■ Stored items from a collection:
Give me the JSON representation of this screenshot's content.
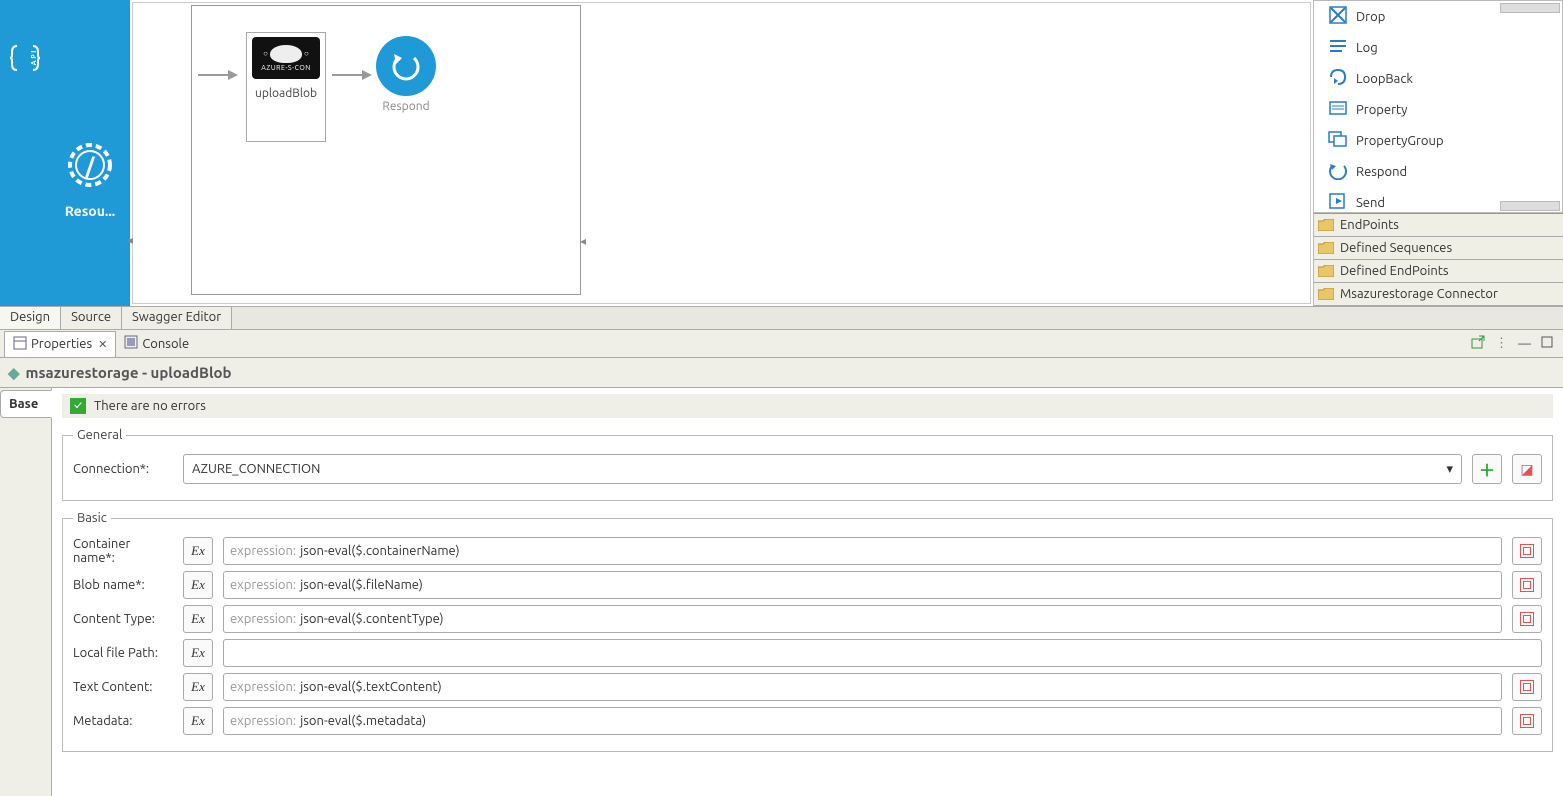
{
  "canvas": {
    "node1_caption": "uploadBlob",
    "node1_badge": "AZURE-S-CON",
    "respond_caption": "Respond"
  },
  "sidebar": {
    "resou_label": "Resou..."
  },
  "palette": {
    "items": [
      {
        "label": "Drop"
      },
      {
        "label": "Log"
      },
      {
        "label": "LoopBack"
      },
      {
        "label": "Property"
      },
      {
        "label": "PropertyGroup"
      },
      {
        "label": "Respond"
      },
      {
        "label": "Send"
      }
    ],
    "folders": [
      {
        "label": "EndPoints"
      },
      {
        "label": "Defined Sequences"
      },
      {
        "label": "Defined EndPoints"
      },
      {
        "label": "Msazurestorage Connector"
      }
    ]
  },
  "editor_tabs": {
    "t0": "Design",
    "t1": "Source",
    "t2": "Swagger Editor"
  },
  "panel_tabs": {
    "t0": "Properties",
    "t1": "Console"
  },
  "prop_heading": "msazurestorage -  uploadBlob",
  "base_tab": "Base",
  "no_errors": "There are no errors",
  "sections": {
    "general": "General",
    "basic": "Basic"
  },
  "general": {
    "connection_label": "Connection*:",
    "connection_value": "AZURE_CONNECTION"
  },
  "basic": {
    "rows": [
      {
        "label": "Container name*:",
        "prefix": "expression:",
        "value": "json-eval($.containerName)",
        "end": true
      },
      {
        "label": "Blob name*:",
        "prefix": "expression:",
        "value": "json-eval($.fileName)",
        "end": true
      },
      {
        "label": "Content Type:",
        "prefix": "expression:",
        "value": "json-eval($.contentType)",
        "end": true
      },
      {
        "label": "Local file Path:",
        "prefix": "",
        "value": "",
        "end": false
      },
      {
        "label": "Text Content:",
        "prefix": "expression:",
        "value": "json-eval($.textContent)",
        "end": true
      },
      {
        "label": "Metadata:",
        "prefix": "expression:",
        "value": "json-eval($.metadata)",
        "end": true
      }
    ]
  }
}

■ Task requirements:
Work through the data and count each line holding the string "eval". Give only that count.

■ Written response:
5